UK aid brings serious spending power to tackle the world’s greatest challenges.
But in Monmouth, Wales, a £50,000 grant from DfID has helped a small charity train beekeepers in remote regions around the world.
Bees for Development has already reached thousands of families in remote villages across 50 countries. But the fresh funding will help them support entrepreneurs in Ethiopia to launch their own bee businesses.
DfID’s Small Charities Challenge Fund was launched in 2017 specifically to provide funding to charities with an income of £250,000 or less.
We’re indebted to the generosity of our supporters – and have been since we got going 25 years ago. BfD is a small, unique charity with big ambitions. The kindness of our supporters helps alleviate poverty and sustains #bee populations. Thank you! #internationaldevelopmentpic.twitter.com/Fry29Lq0Nm— Bees for Development (@BeesForDev) June 7, 2018
And in areas where many of the men have died from conflict, women have stepped in to become the solution — often as part of the HALO Trust’s global efforts to tackle active landmines.
That’s where UK aid comes in: in 2018, DfID invested £46 million in the HALO Trust to protect 820,000 people from threat of lethal landmines.
“Before I began working for HALO, life was a struggle,” said Olimpia Nduva Chicoma, 27, a mother and HALO Trust mine excavator from Angola. “I worked many jobs — in a salon, as a cashier in a shop, and tried to earn money by selling clothes and shoes.”
“When I first heard that the job with HALO involved removing landmines I was frightened — I thought maybe I will die doing this,” she continued. “But my friends and family encouraged me, they told me to be strong and go and do the training. I remember excavating my first real mine, I was very afraid but now I am happy that I can do this work.”
8. Rohingya refugees
It’s the British people who are to thank for the lifesaving work of UK aid — simply by paying our taxes.
But we did so much more to support the world’s poorest in 2018. From the £38 million raisedin a single night of television with Sport Relief to the record-breaking £6.7 million fundraised for Soccer Aid, generosity disseminates throughout every aspect of British life. Last year, in fact, the British public donated an astounding £10.8 billion to charity — and 2018 stayed true to form.
Over the last year, Britons raised over £28 million to help Rohingya refugees — who fled horrific violence in Myanmar in what the United Nations described as a “textbook example of ethnic cleansing.”
It was in response to an appeal from the Disasters Emergency Committee (DEC), an organisation made up of 13 UK aid agencies, and helped provide food, clean water, and shelter for hundreds of thousands of people. That was then topped up by the government with £5 million from its UK aid match scheme.
Teamwork — it exists!

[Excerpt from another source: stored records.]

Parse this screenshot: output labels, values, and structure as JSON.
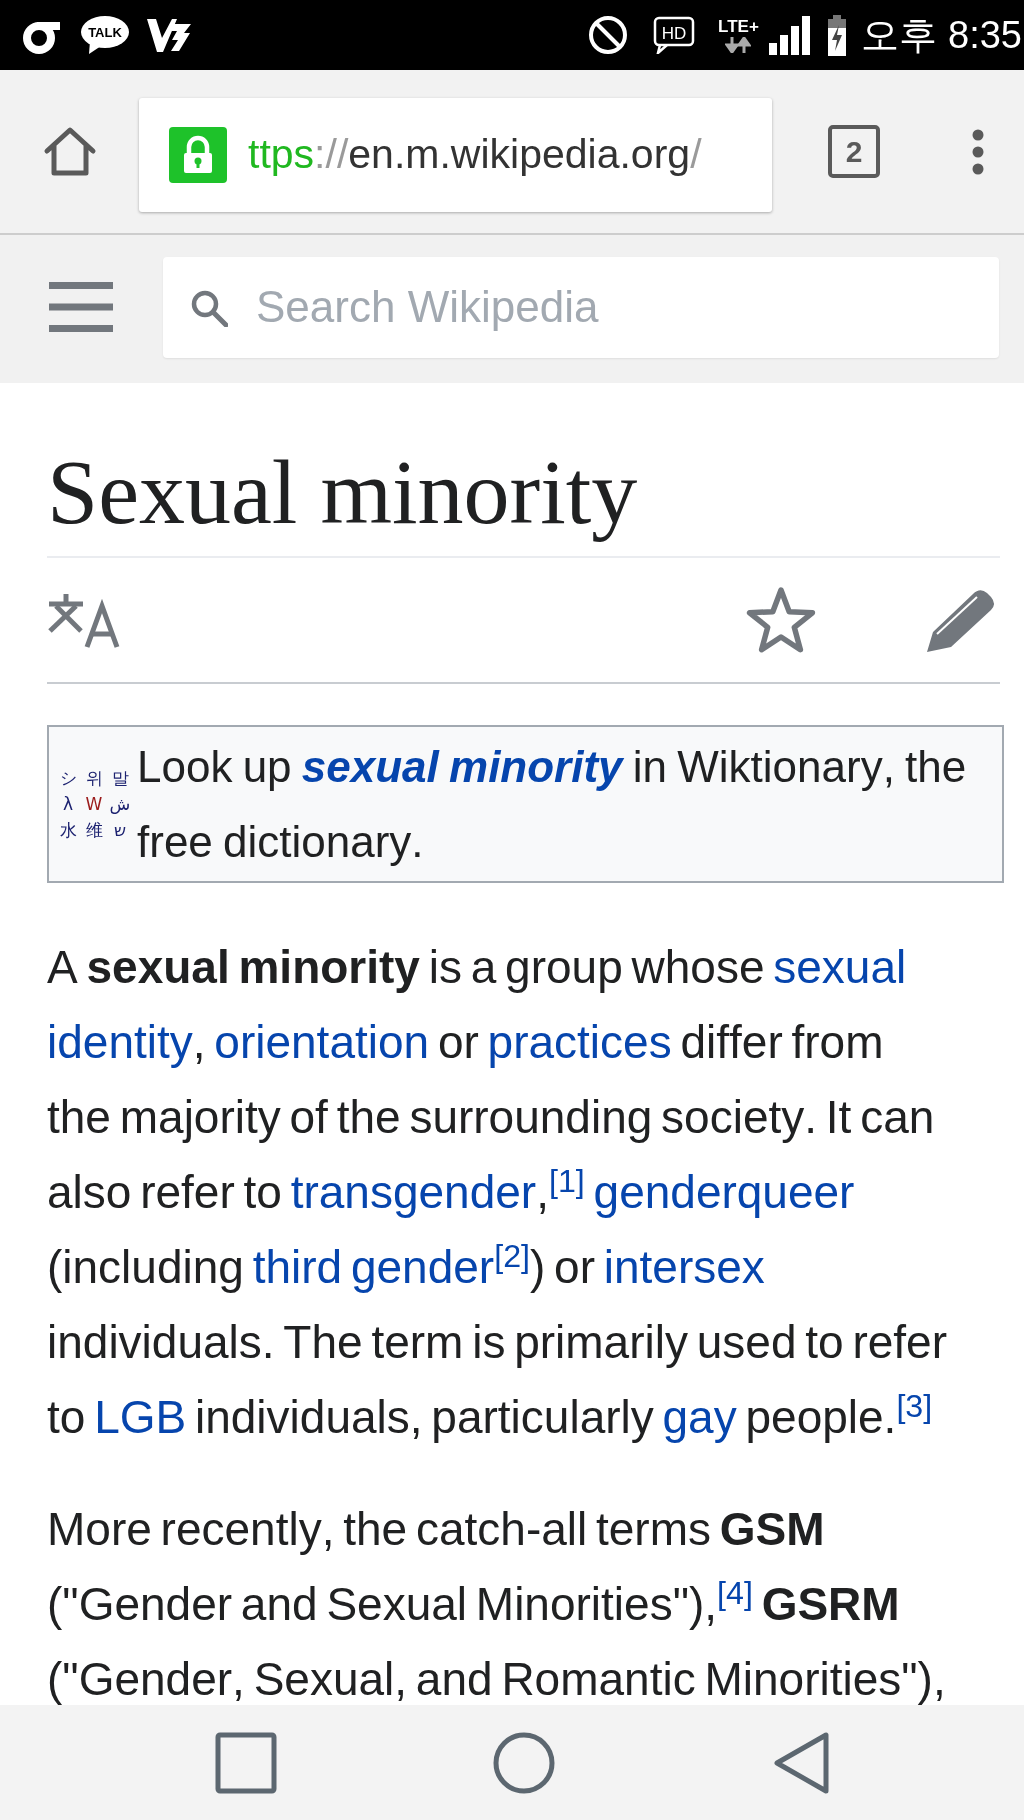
{
  "status_bar": {
    "chat_badge": "TALK",
    "hd_badge": "HD",
    "network": "LTE+",
    "time": "오후 8:35"
  },
  "browser": {
    "url": {
      "scheme": "ttps",
      "separator": "://",
      "host": "en.m.wikipedia.org",
      "path": "/"
    },
    "tab_count": "2"
  },
  "header": {
    "search": {
      "placeholder": "Search Wikipedia"
    }
  },
  "article": {
    "title": "Sexual minority",
    "watched": false,
    "wiktionary": {
      "logo": [
        {
          "text": "シ",
          "color": "#1c2270"
        },
        {
          "text": "위",
          "color": "#1c2270"
        },
        {
          "text": "말",
          "color": "#1c2270"
        },
        {
          "text": "λ",
          "color": "#1c2270"
        },
        {
          "text": "W",
          "color": "#9b1c1c"
        },
        {
          "text": "ش",
          "color": "#1c2270"
        },
        {
          "text": "水",
          "color": "#1c2270"
        },
        {
          "text": "维",
          "color": "#1c2270"
        },
        {
          "text": "ש",
          "color": "#1c2270"
        }
      ],
      "segments": [
        {
          "kind": "text",
          "text": "Look up "
        },
        {
          "kind": "strong-link",
          "text": "sexual minority"
        },
        {
          "kind": "text",
          "text": " in Wiktionary, the free dictionary."
        }
      ]
    },
    "paragraphs": [
      {
        "segments": [
          {
            "kind": "text",
            "text": "A "
          },
          {
            "kind": "bold",
            "text": "sexual minority"
          },
          {
            "kind": "text",
            "text": " is a group whose "
          },
          {
            "kind": "link",
            "text": "sexual"
          },
          {
            "kind": "link",
            "text": " identity"
          },
          {
            "kind": "text",
            "text": ", "
          },
          {
            "kind": "link",
            "text": "orientation"
          },
          {
            "kind": "text",
            "text": " or "
          },
          {
            "kind": "link",
            "text": "practices"
          },
          {
            "kind": "text",
            "text": " differ from the majority of the surrounding society. It can also refer to "
          },
          {
            "kind": "link",
            "text": "transgender"
          },
          {
            "kind": "text",
            "text": ","
          },
          {
            "kind": "ref",
            "text": "[1]"
          },
          {
            "kind": "link",
            "text": " genderqueer"
          },
          {
            "kind": "text",
            "text": " (including "
          },
          {
            "kind": "link",
            "text": "third gender"
          },
          {
            "kind": "ref",
            "text": "[2]"
          },
          {
            "kind": "text",
            "text": ") or "
          },
          {
            "kind": "link",
            "text": "intersex"
          },
          {
            "kind": "text",
            "text": " individuals. The term is primarily used to refer to "
          },
          {
            "kind": "link",
            "text": "LGB"
          },
          {
            "kind": "text",
            "text": " individuals, particularly "
          },
          {
            "kind": "link",
            "text": "gay"
          },
          {
            "kind": "text",
            "text": " people."
          },
          {
            "kind": "ref",
            "text": "[3]"
          }
        ]
      },
      {
        "segments": [
          {
            "kind": "text",
            "text": "More recently, the catch-all terms "
          },
          {
            "kind": "bold",
            "text": "GSM"
          },
          {
            "kind": "text",
            "text": " (\"Gender and Sexual Minorities\"),"
          },
          {
            "kind": "ref",
            "text": "[4]"
          },
          {
            "kind": "bold",
            "text": " GSRM"
          },
          {
            "kind": "text",
            "text": " (\"Gender, Sexual, and Romantic Minorities\"),"
          }
        ]
      }
    ]
  }
}
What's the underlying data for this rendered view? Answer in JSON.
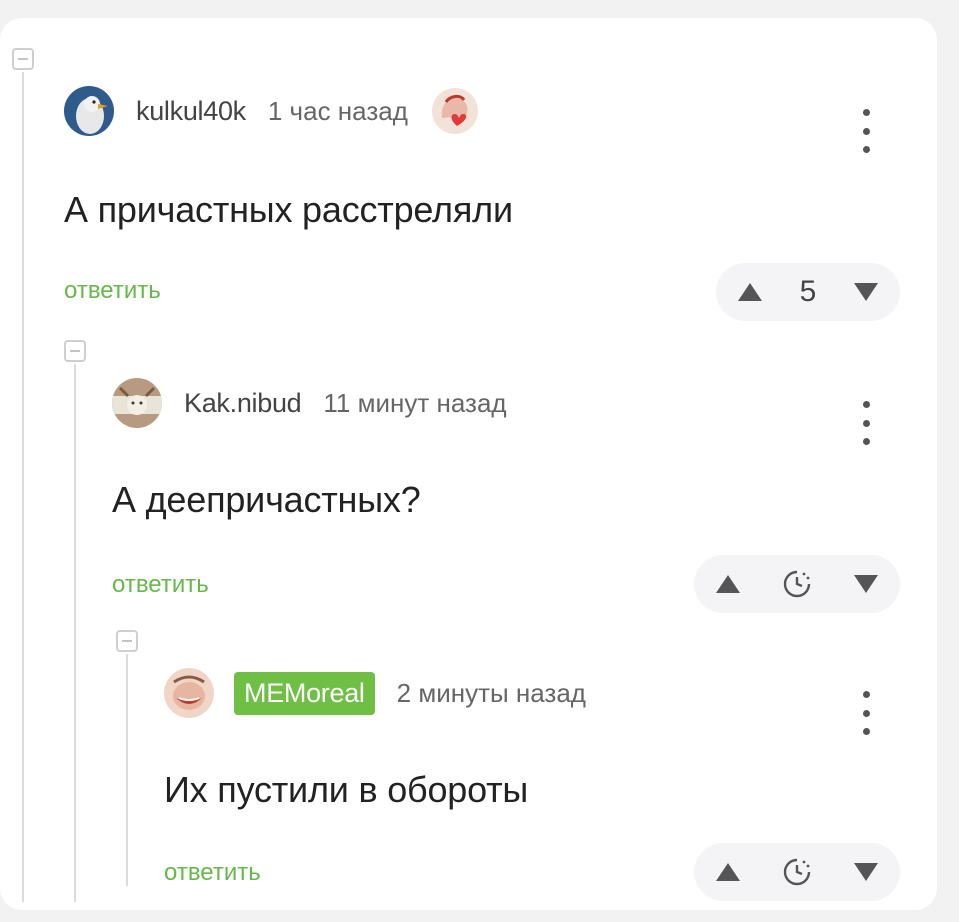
{
  "comments": [
    {
      "username": "kulkul40k",
      "timestamp": "1 час назад",
      "text": "А причастных расстреляли",
      "reply_label": "ответить",
      "score": "5",
      "score_hidden": false,
      "badge_icon": "heart-avatar-badge"
    },
    {
      "username": "Kak.nibud",
      "timestamp": "11 минут назад",
      "text": "А деепричастных?",
      "reply_label": "ответить",
      "score_hidden": true,
      "score_icon": "clock-icon"
    },
    {
      "username": "MEMoreal",
      "username_style": "tag",
      "tag_color": "#6fbf45",
      "timestamp": "2 минуты назад",
      "text": "Их пустили в обороты",
      "reply_label": "ответить",
      "score_hidden": true,
      "score_icon": "clock-icon"
    }
  ],
  "colors": {
    "reply_link": "#67b84a",
    "vote_bg": "#f4f4f6"
  }
}
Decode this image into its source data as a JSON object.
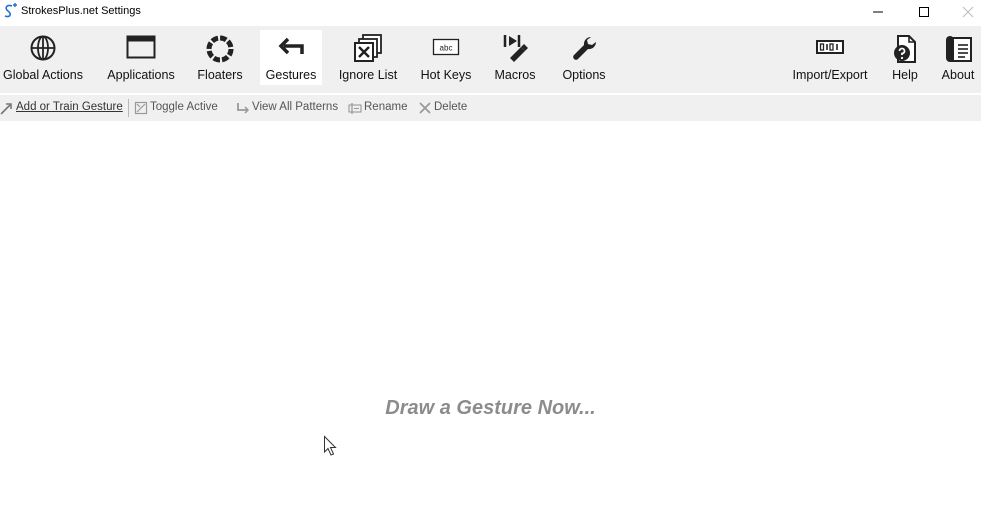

Your generous donations have meant our #Rohingya crisis appeal has raised a huge £28m, incl £5m in @DFID_UK#AidMatch.— DEC (@decappeal) August 23, 2018
Help us reach more people in the world's biggest refugee camp by sharing our fundraiser: https://t.co/SZzwittsKv#UKAidpic.twitter.com/fPTDAVYspX